Assignment:
Print out each entry below exactly, please.

Items from a data source:
-- -- --
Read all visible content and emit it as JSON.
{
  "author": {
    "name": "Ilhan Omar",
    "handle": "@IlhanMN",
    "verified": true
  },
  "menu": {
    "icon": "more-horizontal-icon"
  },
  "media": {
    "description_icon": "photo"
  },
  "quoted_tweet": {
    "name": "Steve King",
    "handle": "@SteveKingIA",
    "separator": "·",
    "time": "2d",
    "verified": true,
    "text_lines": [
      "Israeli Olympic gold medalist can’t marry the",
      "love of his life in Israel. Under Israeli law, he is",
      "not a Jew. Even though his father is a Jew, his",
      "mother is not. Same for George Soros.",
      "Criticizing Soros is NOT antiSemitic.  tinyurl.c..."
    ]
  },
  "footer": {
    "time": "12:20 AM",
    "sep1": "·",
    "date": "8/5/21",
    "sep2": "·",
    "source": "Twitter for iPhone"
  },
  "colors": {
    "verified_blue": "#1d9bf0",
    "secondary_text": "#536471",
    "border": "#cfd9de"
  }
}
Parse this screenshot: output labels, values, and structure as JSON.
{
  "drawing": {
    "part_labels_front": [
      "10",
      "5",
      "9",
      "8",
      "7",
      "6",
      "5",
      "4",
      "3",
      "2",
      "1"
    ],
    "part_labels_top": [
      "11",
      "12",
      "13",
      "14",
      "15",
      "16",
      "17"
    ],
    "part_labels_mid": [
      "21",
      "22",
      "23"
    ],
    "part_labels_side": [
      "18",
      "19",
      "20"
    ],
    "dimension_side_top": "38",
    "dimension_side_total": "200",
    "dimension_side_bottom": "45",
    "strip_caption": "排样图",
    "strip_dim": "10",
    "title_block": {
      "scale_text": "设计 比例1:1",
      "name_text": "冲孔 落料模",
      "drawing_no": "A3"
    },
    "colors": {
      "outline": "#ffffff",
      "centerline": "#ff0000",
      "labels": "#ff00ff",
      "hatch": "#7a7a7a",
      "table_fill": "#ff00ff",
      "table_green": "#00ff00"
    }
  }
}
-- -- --
Answer space:
Read all visible content and emit it as JSON.
{
  "author": {
    "name": "Ilhan Omar",
    "handle": "@IlhanMN",
    "verified": true
  },
  "menu": {
    "icon": "more-horizontal-icon"
  },
  "media": {
    "description_icon": "photo"
  },
  "quoted_tweet": {
    "name": "Steve King",
    "handle": "@SteveKingIA",
    "separator": "·",
    "time": "2d",
    "verified": true,
    "text_lines": [
      "Israeli Olympic gold medalist can’t marry the",
      "love of his life in Israel. Under Israeli law, he is",
      "not a Jew. Even though his father is a Jew, his",
      "mother is not. Same for George Soros.",
      "Criticizing Soros is NOT antiSemitic.  tinyurl.c..."
    ]
  },
  "footer": {
    "time": "12:20 AM",
    "sep1": "·",
    "date": "8/5/21",
    "sep2": "·",
    "source": "Twitter for iPhone"
  },
  "colors": {
    "verified_blue": "#1d9bf0",
    "secondary_text": "#536471",
    "border": "#cfd9de"
  }
}
Parse this screenshot: output labels, values, and structure as JSON.
{
  "drawing": {
    "part_labels_front": [
      "10",
      "5",
      "9",
      "8",
      "7",
      "6",
      "5",
      "4",
      "3",
      "2",
      "1"
    ],
    "part_labels_top": [
      "11",
      "12",
      "13",
      "14",
      "15",
      "16",
      "17"
    ],
    "part_labels_mid": [
      "21",
      "22",
      "23"
    ],
    "part_labels_side": [
      "18",
      "19",
      "20"
    ],
    "dimension_side_top": "38",
    "dimension_side_total": "200",
    "dimension_side_bottom": "45",
    "strip_caption": "排样图",
    "strip_dim": "10",
    "title_block": {
      "scale_text": "设计 比例1:1",
      "name_text": "冲孔 落料模",
      "drawing_no": "A3"
    },
    "colors": {
      "outline": "#ffffff",
      "centerline": "#ff0000",
      "labels": "#ff00ff",
      "hatch": "#7a7a7a",
      "table_fill": "#ff00ff",
      "table_green": "#00ff00"
    }
  }
}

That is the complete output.